Sci-Fi Wannabe 'Sliders' Takes Liberties With Logic
March 20, 1995
The Wichita Eagle By Bob Curtright

Imagine zapping over to San Francisco and arriving in a howling blizzard. You see the Golden Gate Bridge in the distance, but the bay has frozen solid and there's nary a cable car in sight among the snowdrifts norany people, for that matter.

Houses and familiar landmark buildings are all in place but through some ecological nightmare, the city has become a huge mausoleum. It's not a question of being in the right place at the wrong time but of being in the wrong dimension in Fox's new "Sliders," a science-fiction wannabe geared to a young audience.

The San Francisco in question is roughly 1995, it just happens to be in a parallel universe tapped into when an inquisitive computer nerd named Quinn (Jerry O'Connell) creates a time-travel portal from what appears to be a remote control plus a few electronic odds and ends.

The portal, which looks like the business end of a tornado, sucks Quinn through a series of roller-coaster tunnels (wormholes in time and space, perhaps?) that let him zip from one dimension to the next. Each has evolved slightly differently.

Some are only subtle changes, such as a world where red lights mean go and green lights mean stop, or where the "new" invention of vinyl has won out over CDs. That's a pretty easy thing for Quinn to cope with once he discovers the difference.

Some are a little more obviously and humorously different, such as a country where John F. Kennedy is running for his umpteenth term as president with first lady Marilyn (as in Monroe) at his side. It's the same never-never- land world where a creaky, graying Elvis is still packing 'em in in Vegas.

But others are more complicated and much more complex, such as a United States that went communist back in the 1950s after losing the Korean War. Everything looks pretty much like today except for statues of Lenin rather than Lincoln on the Berkeley campus (which is a high-security prison rather than a university) and an overabundance of red decor.

Quinn discovers that everybody has a twin in each universe but that they, too, have evolved differently. In one place, his widowed mother is a pregnant housewife married to the guy he knows as the family gardner. In another, a female co-worker he thinks of as just one of the guys turns out to be his wife (really!). Until he interacts with them, he can't tell how they are different. Quinn is clever enough to put himself on a timer so that he can return to the universe he calls home along with his widowed mother and cat and a small circle of people who matter to him. There are his brilliant, no-nonsense math and science professor (John Rhys-Davies) and his co-worker at a computer store (Sabrina Lloyd) who secretly wants their friendship to blossom into something more intimate.

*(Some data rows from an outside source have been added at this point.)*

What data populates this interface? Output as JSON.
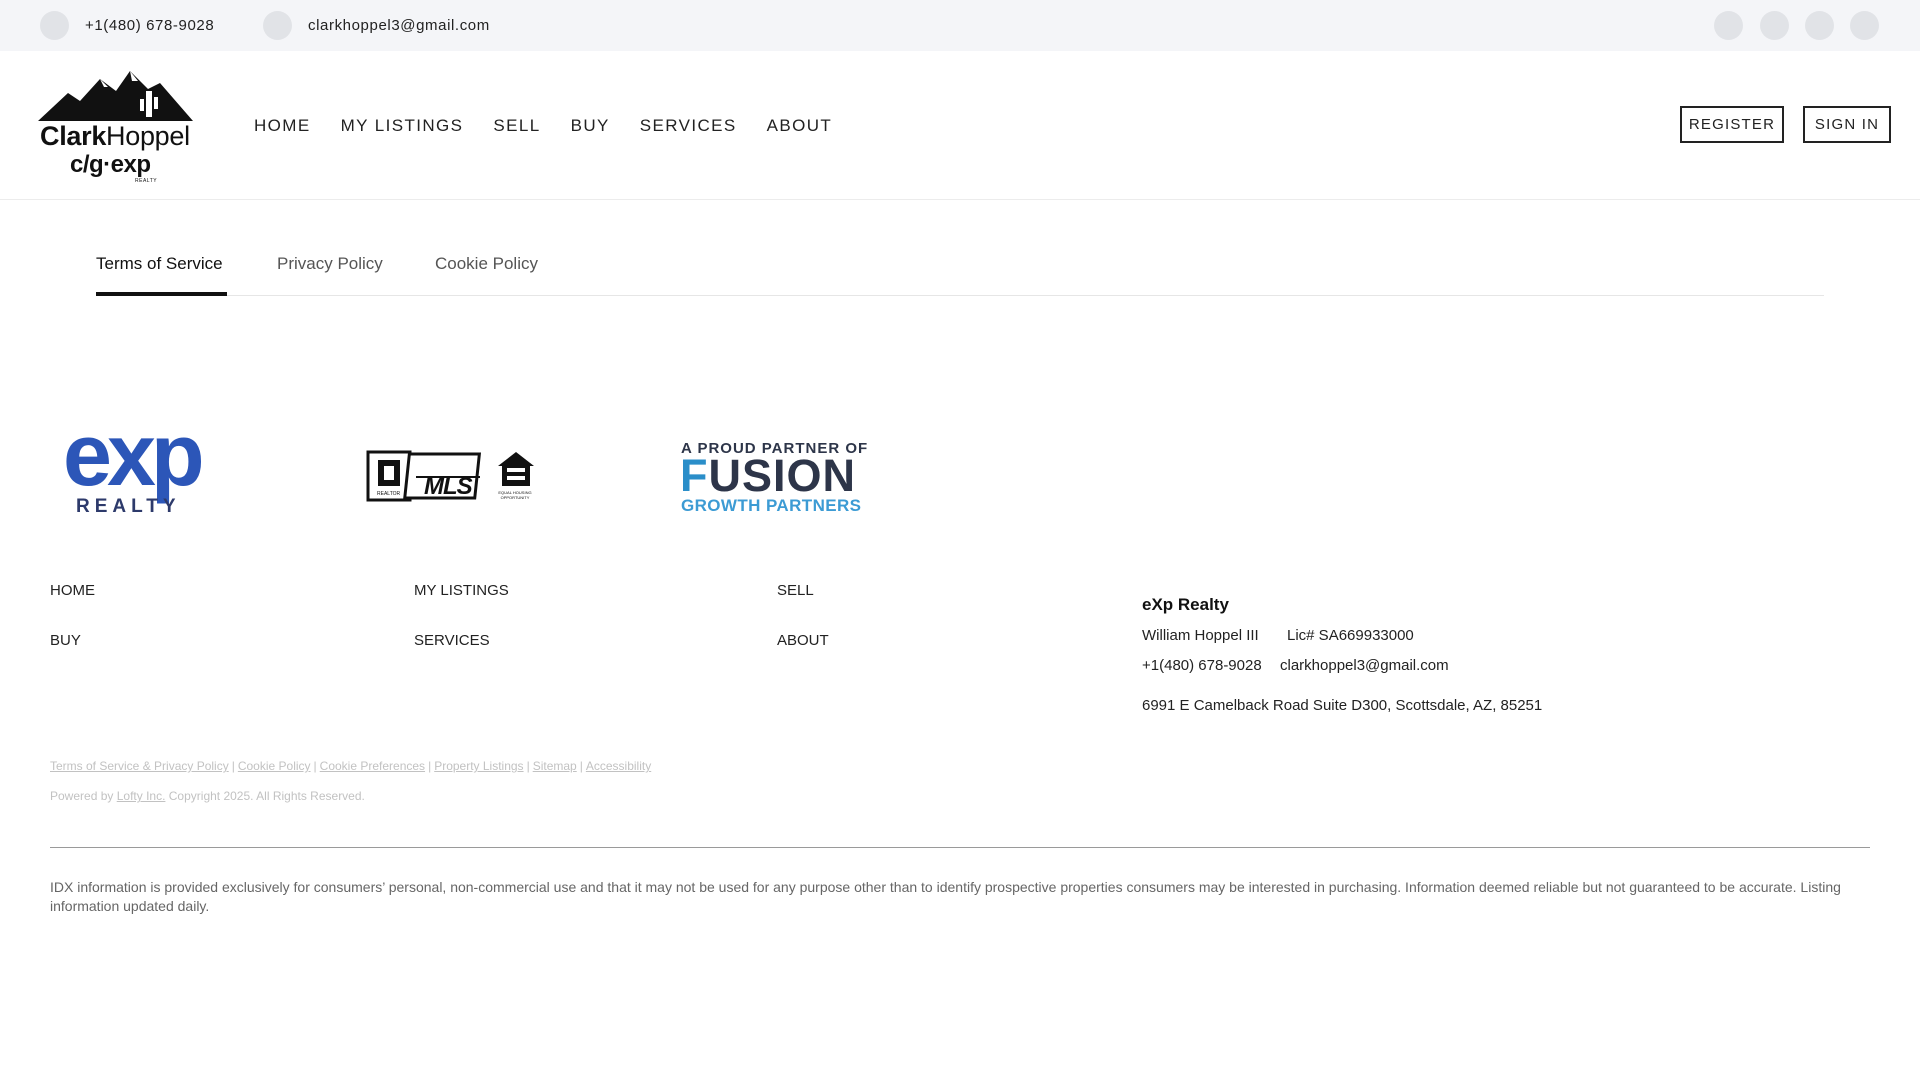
{
  "topbar": {
    "phone": "+1(480) 678-9028",
    "email": "clarkhoppel3@gmail.com",
    "social_icons": [
      "social-icon",
      "social-icon",
      "social-icon",
      "social-icon"
    ]
  },
  "logo": {
    "brand_bold": "Clark",
    "brand_rest": "Hoppel",
    "sub": "c/g·exp",
    "sub_small": "REALTY"
  },
  "nav": {
    "items": [
      "HOME",
      "MY LISTINGS",
      "SELL",
      "BUY",
      "SERVICES",
      "ABOUT"
    ],
    "register": "REGISTER",
    "sign_in": "SIGN IN"
  },
  "tabs": [
    {
      "label": "Terms of Service",
      "active": true
    },
    {
      "label": "Privacy Policy",
      "active": false
    },
    {
      "label": "Cookie Policy",
      "active": false
    }
  ],
  "partner_logos": {
    "exp": {
      "word": "exp",
      "sub": "REALTY"
    },
    "mls": {
      "text": "MLS",
      "sub": "REALTOR",
      "eho": "EQUAL HOUSING OPPORTUNITY"
    },
    "fusion": {
      "line1": "A PROUD PARTNER OF",
      "line2": "FUSION",
      "line3": "GROWTH PARTNERS"
    }
  },
  "footer_links": {
    "col1": [
      "HOME",
      "BUY"
    ],
    "col2": [
      "MY LISTINGS",
      "SERVICES"
    ],
    "col3": [
      "SELL",
      "ABOUT"
    ]
  },
  "company": {
    "name": "eXp Realty",
    "agent": "William Hoppel III",
    "license": "Lic# SA669933000",
    "phone": "+1(480) 678-9028",
    "email": "clarkhoppel3@gmail.com",
    "address": "6991 E Camelback Road Suite D300, Scottsdale, AZ, 85251"
  },
  "legal": {
    "links": [
      "Terms of Service & Privacy Policy",
      "Cookie Policy",
      "Cookie Preferences",
      "Property Listings",
      "Sitemap",
      "Accessibility"
    ],
    "powered_prefix": "Powered by",
    "powered_link": "Lofty Inc.",
    "copyright": "Copyright 2025. All Rights Reserved."
  },
  "idx_disclaimer": "IDX information is provided exclusively for consumers’ personal, non-commercial use and that it may not be used for any purpose other than to identify prospective properties consumers may be interested in purchasing. Information deemed reliable but not guaranteed to be accurate. Listing information updated daily.",
  "colors": {
    "topbar_bg": "#f4f5f8",
    "exp_blue": "#2c56b8",
    "fusion_blue": "#2a8ec9"
  }
}
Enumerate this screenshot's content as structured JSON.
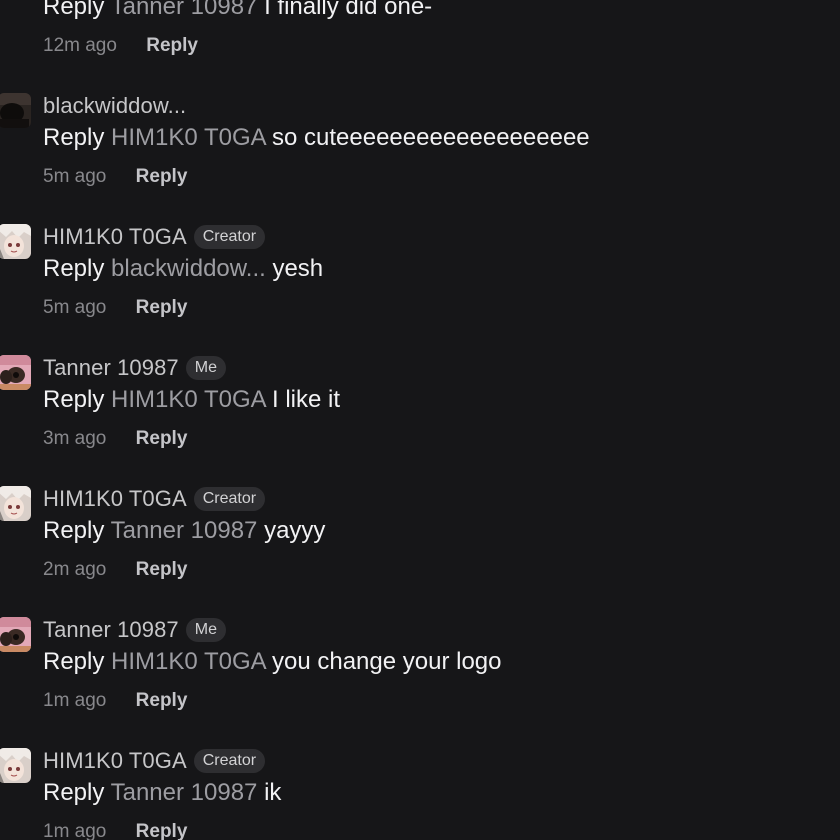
{
  "comments": [
    {
      "username": "",
      "badge": "",
      "reply_prefix": "Reply",
      "mention": "Tanner 10987",
      "text": "I finally did one-",
      "time": "12m ago",
      "reply_action": "Reply",
      "avatar": "none"
    },
    {
      "username": "blackwiddow...",
      "badge": "",
      "reply_prefix": "Reply",
      "mention": "HIM1K0 T0GA",
      "text": "so cuteeeeeeeeeeeeeeeeeee",
      "time": "5m ago",
      "reply_action": "Reply",
      "avatar": "dark"
    },
    {
      "username": "HIM1K0 T0GA",
      "badge": "Creator",
      "reply_prefix": "Reply",
      "mention": "blackwiddow...",
      "text": "yesh",
      "time": "5m ago",
      "reply_action": "Reply",
      "avatar": "anime"
    },
    {
      "username": "Tanner 10987",
      "badge": "Me",
      "reply_prefix": "Reply",
      "mention": "HIM1K0 T0GA",
      "text": "I like it",
      "time": "3m ago",
      "reply_action": "Reply",
      "avatar": "pink"
    },
    {
      "username": "HIM1K0 T0GA",
      "badge": "Creator",
      "reply_prefix": "Reply",
      "mention": "Tanner 10987",
      "text": "yayyy",
      "time": "2m ago",
      "reply_action": "Reply",
      "avatar": "anime"
    },
    {
      "username": "Tanner 10987",
      "badge": "Me",
      "reply_prefix": "Reply",
      "mention": "HIM1K0 T0GA",
      "text": "you change your logo",
      "time": "1m ago",
      "reply_action": "Reply",
      "avatar": "pink"
    },
    {
      "username": "HIM1K0 T0GA",
      "badge": "Creator",
      "reply_prefix": "Reply",
      "mention": "Tanner 10987",
      "text": "ik",
      "time": "1m ago",
      "reply_action": "Reply",
      "avatar": "anime"
    }
  ]
}
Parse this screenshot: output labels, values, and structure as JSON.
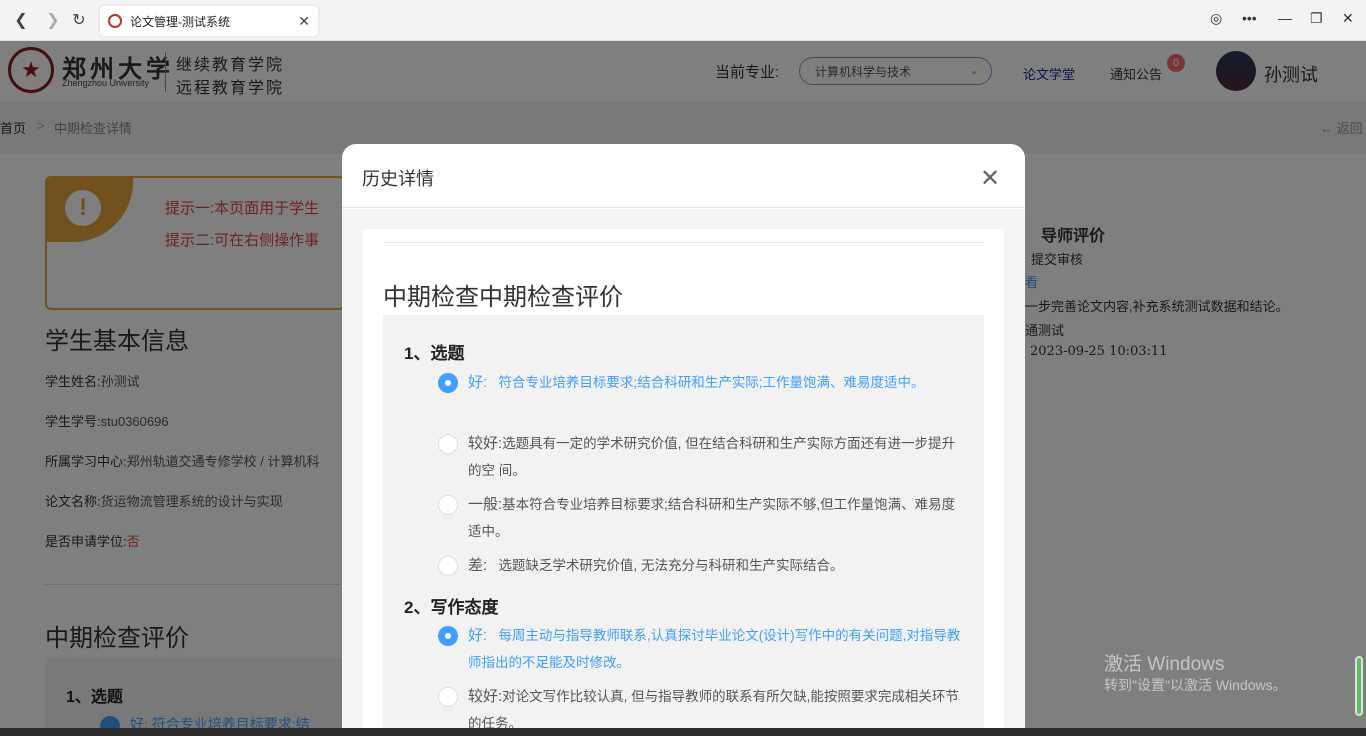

When he finally decides to show his invention to those two in his basement, he cranks up the power to take them all on a "slide" to another universe. But he overdoes the power, causing a surge that engulfs a stranger driving by outside, a bluesman named Rembrandt "Crying Man" Brown (Cleavant Derricks), who was on his way to sing the national anthem to start a ball game at Candlestick Park. All four of them end up in the frozen San Francisco on a five-hour timer. When the elements prove to be too deadly, Quinn messes with the timer to transport them sooner and throws them all into a sort of free fall in which they can bounce from universe to universe, never being sure when or if they'll ever get back to their own.

The series, then, is their adventures in the various parallel planes while they try to find their way home. Sound familiar, Dorothy? Maybe they should be looking for some ruby slippers.

O'Connell, who has been a familiar kid actor in "My Secret Identity" and "Camp Wilder," has matured into a likable young actor sort of on the threshhold of being a sex symbol. He plays Quinn as a bookworm and a brain but one who is also aware of social and cultural changes. He's not the isolated, alienated nerd who typically makes such major discoveries.

Veteran British actor Rhys-Davis, whose booming voice and stout (literally) presence can play swashbuckling adventure as well as historical drama, plays Quinn's professor as a genial curmudgeon. He's impatient but concerned.

Lloyd as Quinn's sidekick and potential girlfriend is sort of token in this show. She's engaging and lively but nothing special so far. Neither is Derricks as the hapless musician zapped out of his only paying gig. He's there for contrast and, perhaps to throw a non-intellectual monkey wrench into the works, but he seems only to be a comic relief gimmick.

The plot lines (so far, anyway, from the pilot and previews of upcoming shows) play fast and loose with logic. The given is that the travelers the sliders of the title apparently aren't bound by restrictions of time travel. If they change something in a parallel universe, it stays changed and contributes to future evolution.

And Quinn can meet himself or, rather, his twin from another universe face to face without exploding or imploding or any such silliness. He and each of his countless twins aren't matter and anti-matter; they are more like clones with minds of their own.

The series strikes me as being more in league with "seaQuest" and "Earth 2" for youngsters rather than something more sophisticated, say Fox's new "VR.5" or "The X-Files," geared more toward adults.

1995 Knight-Ridder; we32095


Back to Bibliography
Back to Articles of Note
Back to Dimension of Continuity